Exercise details: In the entries that follow, find every line containing "JSON" and copy it.

Given entries:
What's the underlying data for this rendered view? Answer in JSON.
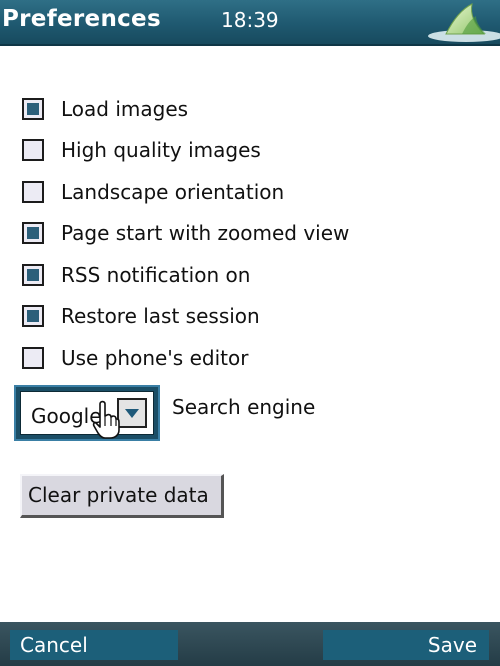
{
  "titlebar": {
    "title": "Preferences",
    "clock": "18:39",
    "logo_icon": "shark-fin-logo-icon"
  },
  "options": [
    {
      "label": "Load images",
      "checked": true
    },
    {
      "label": "High quality images",
      "checked": false
    },
    {
      "label": "Landscape orientation",
      "checked": false
    },
    {
      "label": "Page start with zoomed view",
      "checked": true
    },
    {
      "label": "RSS notification on",
      "checked": true
    },
    {
      "label": "Restore last session",
      "checked": true
    },
    {
      "label": "Use phone's editor",
      "checked": false
    }
  ],
  "search_engine": {
    "value": "Google",
    "caption": "Search engine",
    "arrow_icon": "chevron-down-icon"
  },
  "clear_button": {
    "label": "Clear private data"
  },
  "softkeys": {
    "left": "Cancel",
    "right": "Save"
  },
  "colors": {
    "titlebar": "#1f5970",
    "checkbox_fill": "#2b5f7a",
    "softkey": "#1c5f79"
  }
}
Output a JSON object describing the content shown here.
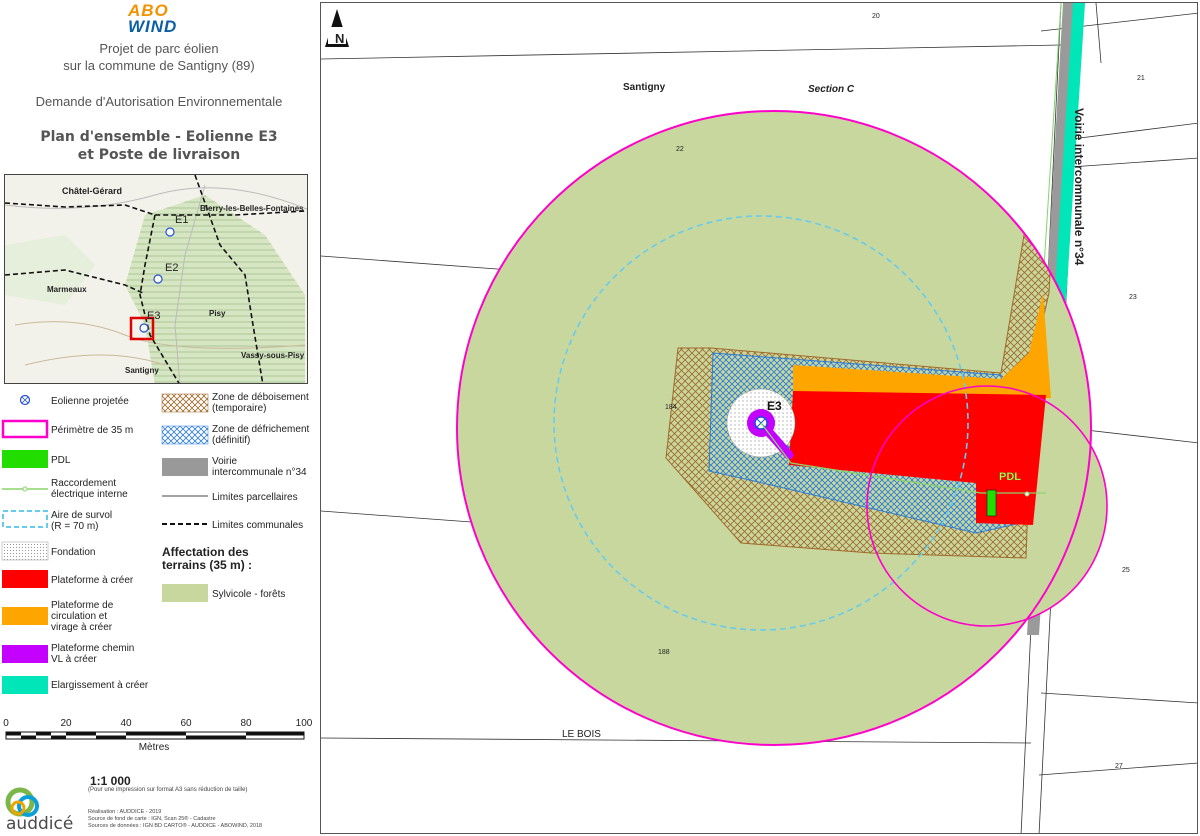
{
  "logo": {
    "line1": "ABO",
    "line2": "WIND"
  },
  "title": {
    "project_line1": "Projet de parc éolien",
    "project_line2": "sur la commune de Santigny (89)",
    "dae": "Demande d'Autorisation Environnementale",
    "plan_line1": "Plan d'ensemble - Eolienne E3",
    "plan_line2": "et Poste de livraison"
  },
  "inset": {
    "places": [
      "Châtel-Gérard",
      "Bierry-les-Belles-Fontaines",
      "Marmeaux",
      "Pisy",
      "Vassy-sous-Pisy",
      "Santigny"
    ],
    "turbines": [
      "E1",
      "E2",
      "E3"
    ]
  },
  "legend": {
    "eolienne": "Eolienne projetée",
    "perimetre": "Périmètre de 35 m",
    "pdl": "PDL",
    "raccordement": [
      "Raccordement",
      "électrique interne"
    ],
    "aire": [
      "Aire de survol",
      "(R = 70 m)"
    ],
    "fondation": "Fondation",
    "plateforme": "Plateforme à créer",
    "circulation": [
      "Plateforme de",
      "circulation et",
      "virage à créer"
    ],
    "chemin": [
      "Plateforme chemin",
      "VL à créer"
    ],
    "elargissement": "Elargissement à créer",
    "deboisement": [
      "Zone de déboisement",
      "(temporaire)"
    ],
    "defrichement": [
      "Zone de défrichement",
      "(définitif)"
    ],
    "voirie": [
      "Voirie",
      "intercommunale n°34"
    ],
    "limites_parc": "Limites parcellaires",
    "limites_comm": "Limites communales",
    "affectation_title": [
      "Affectation des",
      "terrains (35 m) :"
    ],
    "sylvicole": "Sylvicole - forêts"
  },
  "colors": {
    "plateforme": "#ff0000",
    "circulation": "#ffa500",
    "chemin": "#c400ff",
    "elargissement": "#00e6b8",
    "pdl": "#22dd00",
    "perimetre": "#ff00cc",
    "aire": "#66ccee",
    "sylvicole": "#c8d79e",
    "voirie": "#999999",
    "deboisement": "#a0692a",
    "defrichement": "#2b7bd8"
  },
  "scale": {
    "ticks": [
      "0",
      "20",
      "40",
      "60",
      "80",
      "100"
    ],
    "unit": "Mètres",
    "ratio": "1:1 000",
    "ratio_note": "(Pour une impression sur format A3 sans réduction de taille)"
  },
  "credits": [
    "Réalisation : AUDDICE - 2019",
    "Source de fond de carte : IGN, Scan 25® - Cadastre",
    "Sources de données : IGN BD CARTO® - AUDDICE - ABOWIND, 2018"
  ],
  "auddice": "auddicé",
  "map": {
    "north": "N",
    "commune": "Santigny",
    "section": "Section C",
    "lieu_dit": "LE BOIS",
    "route": "Voirie intercommunale n°34",
    "turbine": "E3",
    "pdl": "PDL",
    "parcels": [
      "20",
      "21",
      "22",
      "23",
      "184",
      "25",
      "188",
      "27"
    ]
  }
}
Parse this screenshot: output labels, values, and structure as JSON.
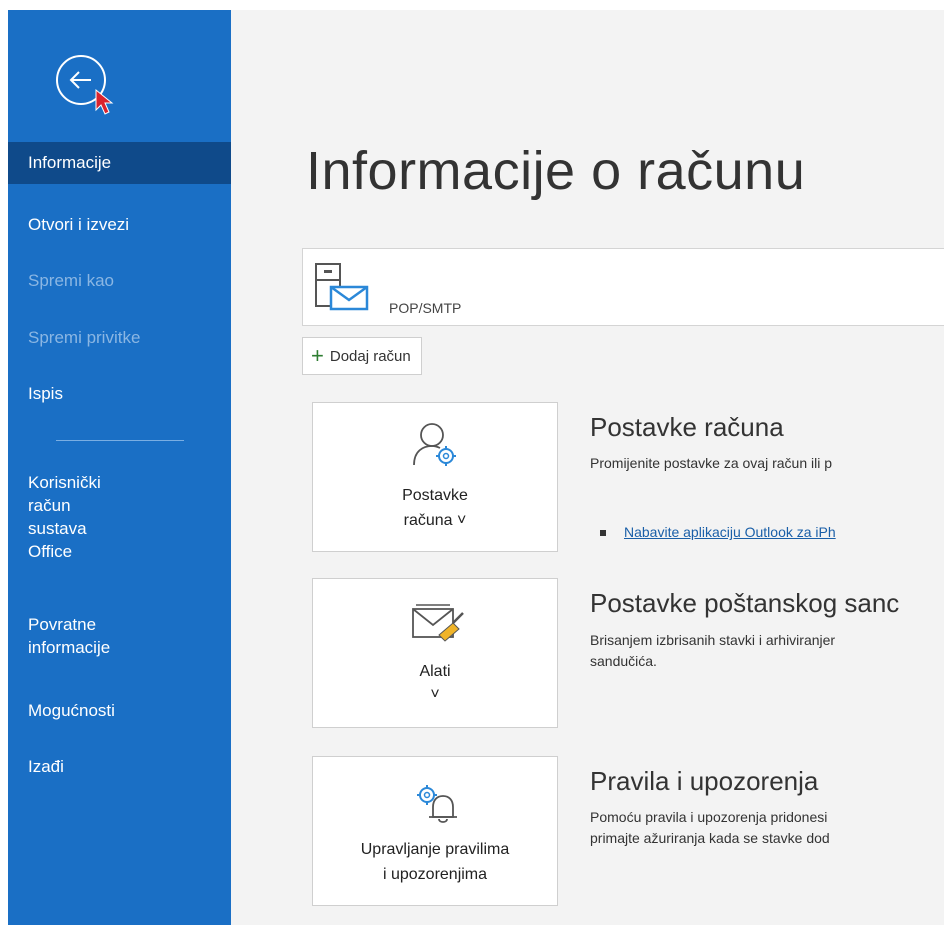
{
  "sidebar": {
    "items": [
      {
        "label": "Informacije"
      },
      {
        "label": "Otvori i izvezi"
      },
      {
        "label": "Spremi kao"
      },
      {
        "label": "Spremi privitke"
      },
      {
        "label": "Ispis"
      },
      {
        "lines": [
          "Korisnički",
          "račun",
          "sustava",
          "Office"
        ]
      },
      {
        "lines": [
          "Povratne",
          "informacije"
        ]
      },
      {
        "label": "Mogućnosti"
      },
      {
        "label": "Izađi"
      }
    ]
  },
  "main": {
    "title": "Informacije o računu",
    "account": {
      "type": "POP/SMTP",
      "icon": "mailbox-icon"
    },
    "add_account_label": "Dodaj račun",
    "sections": [
      {
        "card_lines": [
          "Postavke",
          "računa ˅"
        ],
        "title": "Postavke računa",
        "desc": "Promijenite postavke za ovaj račun ili p",
        "link": "Nabavite aplikaciju Outlook za iPh"
      },
      {
        "card_lines": [
          "Alati",
          "˅"
        ],
        "title": "Postavke poštanskog sanc",
        "desc_lines": [
          "Brisanjem izbrisanih stavki i arhiviranjer",
          "sandučića."
        ]
      },
      {
        "card_lines": [
          "Upravljanje pravilima",
          "i upozorenjima"
        ],
        "title": "Pravila i upozorenja",
        "desc_lines": [
          "Pomoću pravila i upozorenja pridonesi",
          "primajte ažuriranja kada se stavke dod"
        ]
      }
    ]
  },
  "colors": {
    "sidebar": "#1a6fc5",
    "sidebar_active": "#0f4a8a",
    "link": "#1a5fa8"
  }
}
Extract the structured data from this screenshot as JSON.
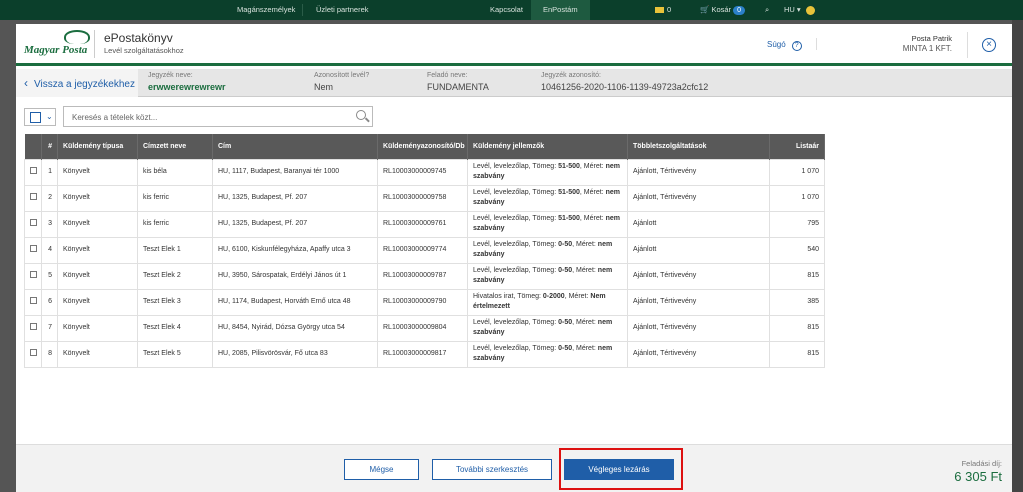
{
  "topnav": {
    "items": [
      "Magánszemélyek",
      "Üzleti partnerek",
      "Kapcsolat",
      "EnPostám"
    ],
    "mail_count": "0",
    "cart_label": "Kosár",
    "cart_count": "0",
    "lang": "HU"
  },
  "header": {
    "logo_text": "Magyar Posta",
    "title": "ePostakönyv",
    "subtitle": "Levél szolgáltatásokhoz",
    "help_label": "Súgó",
    "user_name": "Posta Patrik",
    "user_org": "MINTA 1 KFT."
  },
  "infobar": {
    "back_label": "Vissza a jegyzékekhez",
    "fields": [
      {
        "label": "Jegyzék neve:",
        "value": "erwwerewrewrewr"
      },
      {
        "label": "Azonosított levél?",
        "value": "Nem"
      },
      {
        "label": "Feladó neve:",
        "value": "FUNDAMENTA"
      },
      {
        "label": "Jegyzék azonosító:",
        "value": "10461256-2020-1106-1139-49723a2cfc12"
      }
    ]
  },
  "search": {
    "placeholder": "Keresés a tételek közt..."
  },
  "table": {
    "columns": [
      "#",
      "Küldemény típusa",
      "Címzett neve",
      "Cím",
      "Küldeményazonosító/Db",
      "Küldemény jellemzők",
      "Többletszolgáltatások",
      "Listaár"
    ],
    "rows": [
      {
        "n": "1",
        "type": "Könyvelt",
        "name": "kis béla",
        "addr": "HU, 1117, Budapest, Baranyai tér 1000",
        "id": "RL10003000009745",
        "pre": "Levél, levelezőlap, Tömeg: ",
        "weight": "51-500",
        "mid": ", Méret: ",
        "size": "nem szabvány",
        "extra": "Ajánlott, Tértivevény",
        "price": "1 070"
      },
      {
        "n": "2",
        "type": "Könyvelt",
        "name": "kis ferric",
        "addr": "HU, 1325, Budapest, Pf. 207",
        "id": "RL10003000009758",
        "pre": "Levél, levelezőlap, Tömeg: ",
        "weight": "51-500",
        "mid": ", Méret: ",
        "size": "nem szabvány",
        "extra": "Ajánlott, Tértivevény",
        "price": "1 070"
      },
      {
        "n": "3",
        "type": "Könyvelt",
        "name": "kis ferric",
        "addr": "HU, 1325, Budapest, Pf. 207",
        "id": "RL10003000009761",
        "pre": "Levél, levelezőlap, Tömeg: ",
        "weight": "51-500",
        "mid": ", Méret: ",
        "size": "nem szabvány",
        "extra": "Ajánlott",
        "price": "795"
      },
      {
        "n": "4",
        "type": "Könyvelt",
        "name": "Teszt Elek 1",
        "addr": "HU, 6100, Kiskunfélegyháza, Apaffy utca 3",
        "id": "RL10003000009774",
        "pre": "Levél, levelezőlap, Tömeg: ",
        "weight": "0-50",
        "mid": ", Méret: ",
        "size": "nem szabvány",
        "extra": "Ajánlott",
        "price": "540"
      },
      {
        "n": "5",
        "type": "Könyvelt",
        "name": "Teszt Elek 2",
        "addr": "HU, 3950, Sárospatak, Erdélyi János út 1",
        "id": "RL10003000009787",
        "pre": "Levél, levelezőlap, Tömeg: ",
        "weight": "0-50",
        "mid": ", Méret: ",
        "size": "nem szabvány",
        "extra": "Ajánlott, Tértivevény",
        "price": "815"
      },
      {
        "n": "6",
        "type": "Könyvelt",
        "name": "Teszt Elek 3",
        "addr": "HU, 1174, Budapest, Horváth Ernő utca 48",
        "id": "RL10003000009790",
        "pre": "Hivatalos irat, Tömeg: ",
        "weight": "0-2000",
        "mid": ", Méret: ",
        "size": "Nem értelmezett",
        "extra": "Ajánlott, Tértivevény",
        "price": "385"
      },
      {
        "n": "7",
        "type": "Könyvelt",
        "name": "Teszt Elek 4",
        "addr": "HU, 8454, Nyirád, Dózsa György utca 54",
        "id": "RL10003000009804",
        "pre": "Levél, levelezőlap, Tömeg: ",
        "weight": "0-50",
        "mid": ", Méret: ",
        "size": "nem szabvány",
        "extra": "Ajánlott, Tértivevény",
        "price": "815"
      },
      {
        "n": "8",
        "type": "Könyvelt",
        "name": "Teszt Elek 5",
        "addr": "HU, 2085, Pilisvörösvár, Fő utca 83",
        "id": "RL10003000009817",
        "pre": "Levél, levelezőlap, Tömeg: ",
        "weight": "0-50",
        "mid": ", Méret: ",
        "size": "nem szabvány",
        "extra": "Ajánlott, Tértivevény",
        "price": "815"
      }
    ]
  },
  "footer": {
    "cancel_label": "Mégse",
    "edit_label": "További szerkesztés",
    "finalize_label": "Végleges lezárás",
    "fee_label": "Feladási díj:",
    "fee_value": "6 305 Ft"
  },
  "colors": {
    "brand_green": "#1b6d3f",
    "accent_blue": "#1f5ea8",
    "highlight_red": "#dd1111"
  }
}
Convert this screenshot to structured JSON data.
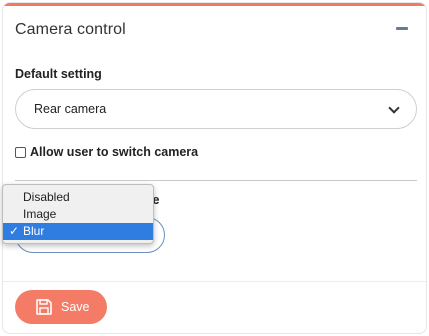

Answer to this exercise:
What's the underlying data for this rendered view? Answer in JSON.
Output a JSON object describing the content shown here.
Parse this screenshot: output labels, values, and structure as JSON.
Extract the structured data from this screenshot as JSON.
Convert this screenshot to structured JSON data.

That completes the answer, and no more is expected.